For centuries, global commerce was powered by the wind. Sailing ships traversed the globe unchallenged up until the mid to late 1800s, when the rise of the steam engine saw the beginning of fossil-fuel powered dominance. By the early 1900s masts had almost entirely disappeared from the world’s shipping fleets and while steam gave way to the internal combustion engine - commercial sailing ships, of course, had become history.
But after well over a century, wind powered ships could be making a bit of a comeback - at least within the global logistics sector.
On August 30, Norsepower Oy Ltd., together with project partners Maersk Tankers, Energy Technologies Institute (ETI) and Shell Shipping & Maritime announced that the Maersk Pelican - an oil tanker - has been retrofitted with a pair of Norsepower’s 30 foot high rotor sails providing auxiliary wind propulsion for the vessel.
Wind won’t be the dominant means of power for the Pelican but on typical global shipping routes, the rotor sails are expected to harness sufficient wind power to reduce fuel consumption and emissions by up to 10 percent, according to the joint press release.
A 10 percent reduction may not sound huge - and some may note the irony of using wind to move oil in the first place - but these massive vessels are extremely thirsty. Cargo vessels and tankers, of course, come in a variety of sizes but as this article from More Than Shipping describes, it is not uncommon for ships to consume a couple of hundred metric tons, or more, of fuel per day. Such energy savings on such large quantities represents significant dollars saved, which is important since fuel expenditure represents around 50 to 60 percent of total vessel operating costs.
The rotor sails developed by the the five-year-old Finnish company look nothing like the familiar wind-filled sails gracing ships of old, but they are not a new invention. Norsepower has innovated and brought into the present day an iteration of the Flettner sail, named after an early pioneer of the technology, Anton Flettner, who designed the first rotor sail powered ship, the Buckau, in the mid 1920s.
The science behind the Flettner sail is an aerodynamic phenomenon known as the magnus effect. When wind encounters a rotating cylinder, a pressure differential is created on either “side” of the cylinder, which creates a lifting force perpendicular to the direction of the wind. In this application, the force harnessed by the rotor sail provides the necessary thrust to move the ship along. The magnus effect is what can be observed when a curve ball is thrown, or when a tennis player hits a topspin shot causing the ball to dip downwards.

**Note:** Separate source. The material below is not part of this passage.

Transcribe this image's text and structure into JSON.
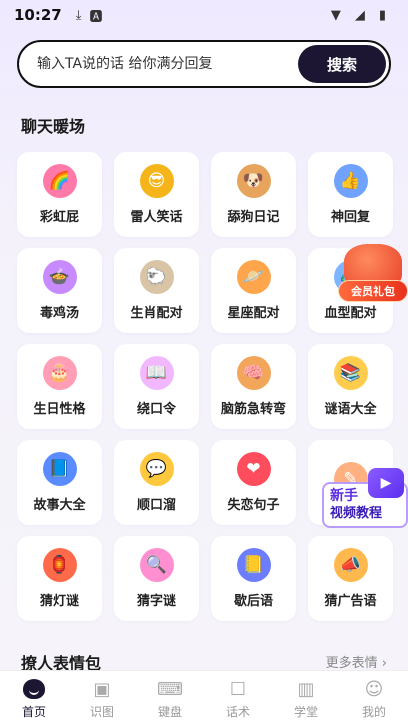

It’s a simple principle, and unlike traditional sailing ships of eons past, no ropes or complicated rigging get in the way of the ship’s operation. Norsepower’s sails use low voltage electrical power to spin the rotors, and when wind conditions are favorable, the system is activated by the press of a button allowing the conventional engines to be simultaneously throttled back. Speed is maintained by auxiliary wind, while fuel is saved.
Norsepower says the rotor sails fitted to the Pelican are the largest in the world, and the ship will shortly make its maiden voyage using the technology. Over a test period an analysis of performance will be undertaken by independent experts from Lloyd’s Register for future reporting.
According to the press release, this is the third application of Norsepower’s rotor sails onboard different vessel types. As well as product tankers, (the official classification of the Pelican), the technology is well suited for bulk cargo ships and roll on roll off (ro-ro) vessels.
Norsepower says the technology promises to be an effective way to reduce carbon emissions. One of the three vessels so far outfitted with Norsepower’s rotor sails, a ro-ro vessel, saved 1,200 metric tons of carbon emissions on an annualized basis. And since the industry is also bracing for possible new regulations on sulfur emissions too, technology like this could gain increasing traction.
Furthermore, on top of potential environmental regulations, the shipping industry is facing rising fuel costs at the moment too; in the last 12 months, bunker fuel prices have increased from around $350 per metric ton to around $500 per metric ton. In a DHL market update in July, the company warned of increasing shipping rates due to higher fuel costs.
In short, there’s pressure on the industry to enhance efficiency. Innovations such as Norsepower’s rotor sails could be an important solution to meeting those pressures in a volatile future. Perhaps we will once again see more sails on the high seas.
Image credit: Ace Media/Norsepower
Phil Covington holds an MBA in Sustainable Management from Presidio Graduate School. In the past, he spent 16 years in the freight transportation and logistics industry. Today, Phil's writing focuses on transportation, forestry, technology and matters of sustainability in business.